The 2008 budget and the increase in the tax burden


Author: Nilson Mello

Source: O Globo, 20/09/2007

Data from the Brazilian Institute of Geography and Statistics (IBGE) reveal that Brazilian companies paid an extraordinary amount of R $ 2007 million in taxes in the first half of the year in the first quarter of 953,5. That's right: practically 1 billion a day!

The heavy tax burden has strong side effects. Calculations by the Competition Ethics Institute (ETCO) indicate that tax evasion in the country already reaches 30% of the Gross Domestic Product-GDP, according to the newspaper O Estado de São Paulo in its September 9 edition.

The study gave academic clothing to something that is widely and well known: in certain sectors of the economy, especially commerce, the survival of the entrepreneur - the one who generates jobs, income and economic growth - is conditioned to some degree of informality, a pitiful deviation and which is a direct result of the voracity of a wasteful state.

The 2008 Budget proposal, sent by the government to Congress at the beginning of September, foresees an increase in the tax burden by 0,55% of GDP, equivalent to 15,1 billion, to face an increase of 10,9% expenses (attention: expenses, not investments).

According to the proposal, 56.348 employees will be hired for the federal public service.

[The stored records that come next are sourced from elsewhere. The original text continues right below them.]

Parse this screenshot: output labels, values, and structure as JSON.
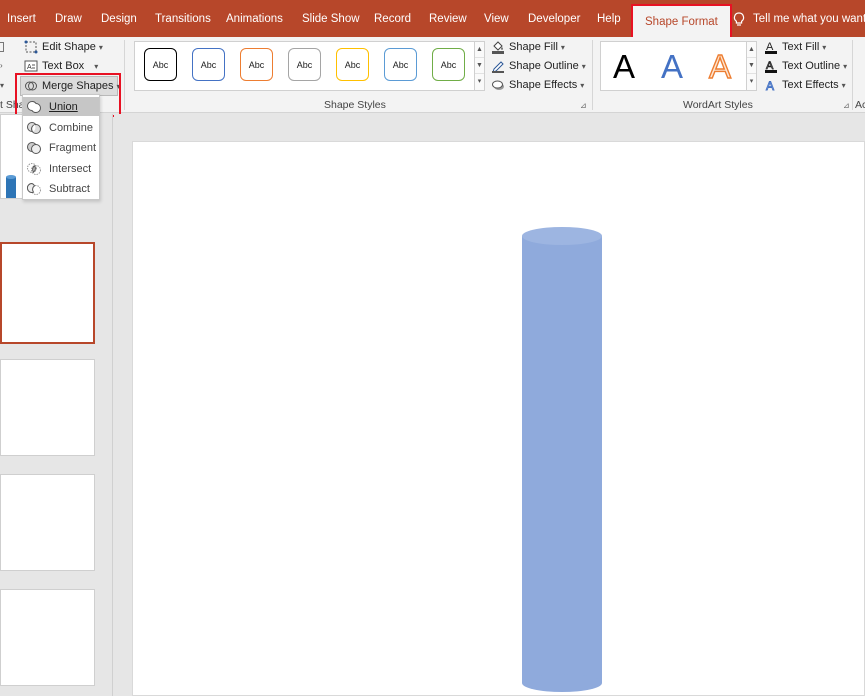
{
  "tabs": [
    {
      "label": "Insert"
    },
    {
      "label": "Draw"
    },
    {
      "label": "Design"
    },
    {
      "label": "Transitions"
    },
    {
      "label": "Animations"
    },
    {
      "label": "Slide Show"
    },
    {
      "label": "Record"
    },
    {
      "label": "Review"
    },
    {
      "label": "View"
    },
    {
      "label": "Developer"
    },
    {
      "label": "Help"
    },
    {
      "label": "Shape Format"
    }
  ],
  "tell_me": "Tell me what you want to",
  "insert_shapes": {
    "edit_shape": "Edit Shape",
    "text_box": "Text Box",
    "merge_shapes": "Merge Shapes",
    "group_label": "t Sha"
  },
  "merge_menu": {
    "items": [
      {
        "label": "Union"
      },
      {
        "label": "Combine"
      },
      {
        "label": "Fragment"
      },
      {
        "label": "Intersect"
      },
      {
        "label": "Subtract"
      }
    ],
    "hovered": "Union"
  },
  "shape_styles": {
    "gallery": [
      {
        "label": "Abc",
        "color": "#000000"
      },
      {
        "label": "Abc",
        "color": "#4472c4"
      },
      {
        "label": "Abc",
        "color": "#ed7d31"
      },
      {
        "label": "Abc",
        "color": "#a5a5a5"
      },
      {
        "label": "Abc",
        "color": "#ffc000"
      },
      {
        "label": "Abc",
        "color": "#5b9bd5"
      },
      {
        "label": "Abc",
        "color": "#70ad47"
      }
    ],
    "shape_fill": "Shape Fill",
    "shape_outline": "Shape Outline",
    "shape_effects": "Shape Effects",
    "group_label": "Shape Styles"
  },
  "wordart_styles": {
    "samples": [
      {
        "label": "A",
        "color": "#000000"
      },
      {
        "label": "A",
        "color": "#4472c4"
      },
      {
        "label": "A",
        "color": "#ed7d31"
      }
    ],
    "text_fill": "Text Fill",
    "text_outline": "Text Outline",
    "text_effects": "Text Effects",
    "group_label": "WordArt Styles",
    "next_group_label": "Ac"
  },
  "colors": {
    "accent": "#b7472a",
    "highlight": "#e81123",
    "cylinder_fill": "#8faadc"
  }
}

Of these, 28.979 will occupy new positions in the Union, that is, functions that did not exist and were created within what the government calls "career restructuring" of the federal machine.

Since 2003, 94 thousand civil servants have been hired, not counting those from the 2007/2008 harvest, and without considering commissioned positions. The new hires provided for in the budget will cost, annually, R $ 3,4 billion. The staff of the Três Poderes, at the federal level, will reach R $ 130 billion as of next year. In 1995, it was R $ 35 billion, according to the newspaper O Globo on September 4th.

The payment for servers already consumes 40% of the total taxes collected in the country, according to some estimates. Government of the Union, States and municipalities disburse R $ 308 billion annually with personnel, according to the National Treasury Secretariat. It is known that Brazilians work four and a half months a year to pay taxes.

There is a perverse logic in Brazil: the private sector improves its productivity while the public sector dedicates itself to opulence. What would happen if all of us, businessmen and workers in the private sector, transferred the means of production to the State and became public or state employees? (Incidentally, this is possibly the undisputed desire of ideologues in this government). The result would certainly be the country's economic unfeasibility.

The assumption of economic development, which brings social development in tow, is efficiency in production, which is associated with market rules - capitalist rules.

The State that truly works for development is the State that, in addition to simplifying the entrepreneur's life, uses the tax revenue resulting from economic activity to generate more work and income, through investments in strategic sectors.

By creating more and more public jobs, increasing more and more the tax burden and not looking after its revenues, the government uses market efficiency, expressed by the productive sector, against this same sector and against the Brazilian economy itself.

As the contributory capacity is at its limit, there will soon be no place to hang the account. Simply because, as stated, companies that produce wealth are companies, not the state. And so it will be, even if a future PT Congress decides to declare the opposite.

The good performance of the Brazilian economy, reported in the last week, is mainly due to the stability started in the era of the real and the persistent growth of the global economy. The government should take advantage of this good performance, which helps to boost its tax revenues, to expand investments, instead of multiplying job hangers.

Nilson Mello is a journalist and lawyer